GIS Support Center Projects
Following is a listing of projects that the Support Center has undertaken as of August 2005. Most of these projects support the missions of other agencies. In many cases, Support Center staff work as part of a project team and then assume operational maintenance of the resulting database and/or underlying applications.
Location Based Response System (LBRS)
The LBRS is a multi-million dollar program to develop highly accurate street centerlines with address ranges and field verified site address points through partnerships with local governments.

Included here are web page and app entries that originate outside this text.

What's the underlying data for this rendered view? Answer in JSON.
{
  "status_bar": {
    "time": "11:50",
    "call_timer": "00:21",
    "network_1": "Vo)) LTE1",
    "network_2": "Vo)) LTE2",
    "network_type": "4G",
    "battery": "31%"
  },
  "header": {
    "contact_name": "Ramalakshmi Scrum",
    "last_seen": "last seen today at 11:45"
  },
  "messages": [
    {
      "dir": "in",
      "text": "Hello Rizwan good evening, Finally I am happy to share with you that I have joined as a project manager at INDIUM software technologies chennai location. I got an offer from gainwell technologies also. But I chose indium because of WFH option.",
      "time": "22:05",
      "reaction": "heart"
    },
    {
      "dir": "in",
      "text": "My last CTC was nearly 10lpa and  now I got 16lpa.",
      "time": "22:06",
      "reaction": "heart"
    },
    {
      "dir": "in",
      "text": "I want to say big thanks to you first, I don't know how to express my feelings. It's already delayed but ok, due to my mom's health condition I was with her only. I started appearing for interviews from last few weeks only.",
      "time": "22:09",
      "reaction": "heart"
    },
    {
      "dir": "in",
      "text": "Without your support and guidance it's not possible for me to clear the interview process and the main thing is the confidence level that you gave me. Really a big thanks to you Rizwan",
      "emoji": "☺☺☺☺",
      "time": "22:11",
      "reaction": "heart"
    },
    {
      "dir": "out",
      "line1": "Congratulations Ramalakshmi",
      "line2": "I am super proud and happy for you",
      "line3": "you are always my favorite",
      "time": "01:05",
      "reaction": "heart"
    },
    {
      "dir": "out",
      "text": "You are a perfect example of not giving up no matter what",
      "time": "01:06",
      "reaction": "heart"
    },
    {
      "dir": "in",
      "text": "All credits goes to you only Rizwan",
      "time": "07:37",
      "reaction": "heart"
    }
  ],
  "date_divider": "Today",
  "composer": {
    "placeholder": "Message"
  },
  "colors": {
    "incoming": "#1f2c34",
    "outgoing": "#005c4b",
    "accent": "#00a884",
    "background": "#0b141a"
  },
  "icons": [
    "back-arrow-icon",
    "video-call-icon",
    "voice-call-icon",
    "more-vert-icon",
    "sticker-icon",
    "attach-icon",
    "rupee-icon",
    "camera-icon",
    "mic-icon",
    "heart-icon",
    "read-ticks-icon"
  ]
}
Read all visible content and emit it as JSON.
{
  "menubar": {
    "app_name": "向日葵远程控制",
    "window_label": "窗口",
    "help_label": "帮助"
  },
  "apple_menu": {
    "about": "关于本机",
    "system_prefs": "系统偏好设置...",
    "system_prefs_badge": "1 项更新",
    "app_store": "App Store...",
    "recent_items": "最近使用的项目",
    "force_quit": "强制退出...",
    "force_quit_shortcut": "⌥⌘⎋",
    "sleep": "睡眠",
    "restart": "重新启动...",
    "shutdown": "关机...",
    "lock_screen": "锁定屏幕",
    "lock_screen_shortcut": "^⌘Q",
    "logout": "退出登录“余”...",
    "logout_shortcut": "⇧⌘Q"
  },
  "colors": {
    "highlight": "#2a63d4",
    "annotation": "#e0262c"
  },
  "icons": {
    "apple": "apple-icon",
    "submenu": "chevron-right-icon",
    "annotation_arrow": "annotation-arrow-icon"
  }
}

The centerline data is tied to the Ohio Department of Transportation (ODOT) linear referencing system, so information about road and pavement conditions, bridge locations, and auto accident sites can all be related to local government records. Staff at the GISSC are involved with managing this program, coordinating negotiation of MOAs (memoranda of agreements), and publicizing the program to all counties. Impetus for this program came from OGRIP. QA/QC for this data set is performed by GIS staff at ODOT.
Statewide Imagery Program
The primary objective of the statewide imagery project is the delivery of digital orthophotography covering the entire state. This imagery acquisition project will cover the entire land area of Ohio, approximately 41,276 square miles, with at least 1 foot pixel resolution. The imagery will support all levels of government in day to day activities including property assessment, economic development, public safety and emergency response. Image acquisition is planned for early 2006 and 2007 with delivery beginning in the fall of 2006.
Streamlined Sales Tax Project (SSTP) and The Finder
Ohio is participating in the Streamlined Sales Tax Project (SSTP). The SSTP is a multi-state initiative to make sales tax laws, rules, and systems more uniform across states and thus easier for vendors to collect states’ sales taxes. Ohio has changed some of its laws to conform to the provisions of the SSTP. The ultimate goal of the SSTP is to encourage out-of-state vendors—primarily catalog and Internet companies—to collect sales tax for Ohio and other states. Ohio’s state and local governments lose an estimated $600 million annually on untaxed sales by out-of-state vendors.
The Finder is a web application that uses spatial technologies to determine the appropriate taxing district for a street address, ZIP Code or geographic coordinate. In addition to identifying sales tax districts, the Finder can be used by Ohio taxpayers to determine if they reside in a particular school district or a municipality with an income tax. The Finder was developed through a partnership between the Ohio Department of Taxation and OIT/ESS in response to the Streamlined Sales Tax Project (SSTP).
Department of Commerce/Bureau of Underground Storage Tank Regulations (BUSTR) GIS
Support Center staff is working with the Ohio Department of Commerce/Bureau of Underground Storage Tank Regulations to build an application linking inventory, permitting and inspection data to site locations. GISSC has organized data from BUSTR files and geocoded each permit location according to the stated address. Existing data layers from the Ohio Department of Natural Resource (ODNR) and the Ohio Environmental Protection Agency (OEPA), such as aquifer locations, have been added to the application in order to enable first-pass environmental assessments of permits.
GEOhio Spatial Data Information Portal
The Support Center is maintains this GIS service delivery platform that currently provides publishing services for spatial data for state agencies. GEOhio is an Open Data Portal that provides access to more than 40 terabytes of geospatial data maintained by the State of Ohio. Most datasets are available to the public for download and have no use restrictions.
School District Boundary Update
The Support Center contracted with Cleveland State University to update the school district boundaries from the 2000 Census Bureau-TIGER Line Files. These boundaries were accepted by the Bureau and incorporated into the TIGER files. Since that time OGRIP has worked with the Department of Education to develop and maintain the statewide school district boundary layer using parcel data acquired from local government sources.